We recently headed down to a very sunny Boscombe for a day spent talking about science as part of their bustling Saturday market. Pitching up in between two amazingly fragrant food stands we spent the day talking to the community about two research projects with the potential to change lives as part of a British Science Association and Royal Society of Chemistry series of events known as Science in the City.
The idea of Science in the City has been to take science into highly deprived communities and talk to people about research who wouldn’t usually engage with us through events such as Festival of Learning. Working with University of Southampton (UoS) we submitted the bid in December 2015 and were successful in being picked to host an activity as part of the 2016 round of funding and approached Boscombe Market for a venue to let us talk to the community.
Keen to take the opportunity to share some of our high profile research we were especially pleased to be joined by Oleg Fryazinov and Mark Moseley who have been highly involved with the award winning SHIVA project which enables disabled children to design and 3D print objects using a simple interactive system that can be controlled using either touch or eye tracking software. This project has recently received funding through HEIF5+1+1 to expand the project further and work with new schools. Currently they are working closely with the Victoria School in Poole and may of the objects seen in the image below where designed by their students (unfortunately not the dinosaur as the software isn’t quite up to this yet!).

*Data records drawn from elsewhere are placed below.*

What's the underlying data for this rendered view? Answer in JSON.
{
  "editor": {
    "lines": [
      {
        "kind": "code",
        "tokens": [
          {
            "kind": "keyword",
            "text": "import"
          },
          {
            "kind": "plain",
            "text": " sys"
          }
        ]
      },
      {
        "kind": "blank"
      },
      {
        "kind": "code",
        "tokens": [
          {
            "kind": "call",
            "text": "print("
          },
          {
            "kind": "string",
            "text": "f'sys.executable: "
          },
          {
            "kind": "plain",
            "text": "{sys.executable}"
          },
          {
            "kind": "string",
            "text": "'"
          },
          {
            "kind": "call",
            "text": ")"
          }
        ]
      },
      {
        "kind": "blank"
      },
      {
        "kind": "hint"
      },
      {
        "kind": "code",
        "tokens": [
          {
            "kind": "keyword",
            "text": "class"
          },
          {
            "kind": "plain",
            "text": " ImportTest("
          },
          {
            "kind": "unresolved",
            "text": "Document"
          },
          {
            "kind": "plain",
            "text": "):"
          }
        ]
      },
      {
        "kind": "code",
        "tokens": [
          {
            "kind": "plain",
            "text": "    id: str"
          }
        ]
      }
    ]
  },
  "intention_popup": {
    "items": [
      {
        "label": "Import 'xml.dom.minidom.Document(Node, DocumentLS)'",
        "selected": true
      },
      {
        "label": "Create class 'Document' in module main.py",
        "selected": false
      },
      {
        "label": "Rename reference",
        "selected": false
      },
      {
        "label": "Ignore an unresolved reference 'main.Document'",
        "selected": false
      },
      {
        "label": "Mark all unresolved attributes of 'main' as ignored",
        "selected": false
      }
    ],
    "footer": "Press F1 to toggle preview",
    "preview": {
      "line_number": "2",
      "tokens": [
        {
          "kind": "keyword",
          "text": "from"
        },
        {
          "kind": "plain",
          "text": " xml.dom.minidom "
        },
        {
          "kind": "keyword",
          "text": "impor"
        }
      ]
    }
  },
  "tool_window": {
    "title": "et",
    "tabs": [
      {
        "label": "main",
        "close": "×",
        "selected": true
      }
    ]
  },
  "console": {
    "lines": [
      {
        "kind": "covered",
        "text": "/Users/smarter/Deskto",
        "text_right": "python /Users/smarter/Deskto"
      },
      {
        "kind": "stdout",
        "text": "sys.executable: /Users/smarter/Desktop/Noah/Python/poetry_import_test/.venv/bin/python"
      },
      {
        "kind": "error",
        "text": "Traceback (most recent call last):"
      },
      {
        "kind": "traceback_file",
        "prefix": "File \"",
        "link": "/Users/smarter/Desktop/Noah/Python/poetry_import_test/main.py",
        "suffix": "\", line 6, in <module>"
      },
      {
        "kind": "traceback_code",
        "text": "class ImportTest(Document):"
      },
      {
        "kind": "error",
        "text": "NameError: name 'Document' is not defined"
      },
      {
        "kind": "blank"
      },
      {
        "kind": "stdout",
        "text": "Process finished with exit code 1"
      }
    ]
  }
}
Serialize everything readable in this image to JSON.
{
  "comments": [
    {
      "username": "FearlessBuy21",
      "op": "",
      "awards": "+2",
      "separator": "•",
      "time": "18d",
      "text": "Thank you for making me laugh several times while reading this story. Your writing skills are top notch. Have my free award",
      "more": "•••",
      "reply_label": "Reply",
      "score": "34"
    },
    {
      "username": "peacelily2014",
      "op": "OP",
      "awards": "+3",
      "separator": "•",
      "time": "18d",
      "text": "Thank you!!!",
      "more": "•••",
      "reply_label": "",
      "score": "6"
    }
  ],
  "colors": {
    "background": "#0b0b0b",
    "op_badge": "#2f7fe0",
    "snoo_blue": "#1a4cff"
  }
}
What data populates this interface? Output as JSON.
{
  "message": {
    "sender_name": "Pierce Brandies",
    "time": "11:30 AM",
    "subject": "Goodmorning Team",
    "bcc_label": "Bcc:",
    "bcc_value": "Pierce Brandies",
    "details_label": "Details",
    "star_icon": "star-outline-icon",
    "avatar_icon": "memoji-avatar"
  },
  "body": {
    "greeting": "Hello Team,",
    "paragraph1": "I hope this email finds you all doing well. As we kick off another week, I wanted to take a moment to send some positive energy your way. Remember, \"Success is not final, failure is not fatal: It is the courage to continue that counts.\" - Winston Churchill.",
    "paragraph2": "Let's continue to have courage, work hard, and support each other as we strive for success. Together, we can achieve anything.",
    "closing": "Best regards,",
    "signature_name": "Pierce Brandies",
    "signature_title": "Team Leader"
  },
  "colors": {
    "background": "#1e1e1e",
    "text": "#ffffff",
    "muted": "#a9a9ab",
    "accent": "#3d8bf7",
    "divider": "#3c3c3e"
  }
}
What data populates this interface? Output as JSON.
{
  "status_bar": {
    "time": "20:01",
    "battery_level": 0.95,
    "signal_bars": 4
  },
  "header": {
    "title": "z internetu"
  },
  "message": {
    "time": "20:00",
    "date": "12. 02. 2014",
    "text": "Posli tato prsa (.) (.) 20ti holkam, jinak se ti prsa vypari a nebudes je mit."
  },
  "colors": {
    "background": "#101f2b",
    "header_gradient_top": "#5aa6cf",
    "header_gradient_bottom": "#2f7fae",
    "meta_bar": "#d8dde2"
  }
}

As well as BU’s research we also took an activity from UoS’s public engagement Roadshow. David and Alex, two PHD researchers from the university joined us for the day to talk to people about the technology behind hydrogen fuel cells and how they have the power to revolutionise our lives and minimise the amount of unclean energy needed to run our cars, buses and lorries. As well as a demonstration of the fuel cell in action they also were helping the public understand how catalysts could be used to reduce the amount of energy you need to put into a reaction and how coating a cheap substance (in our case copper pennies) with a catalytic material (a brass coating made by coating the penny in zinc and heating to produce an alloy) can reduce the costs involved with using them.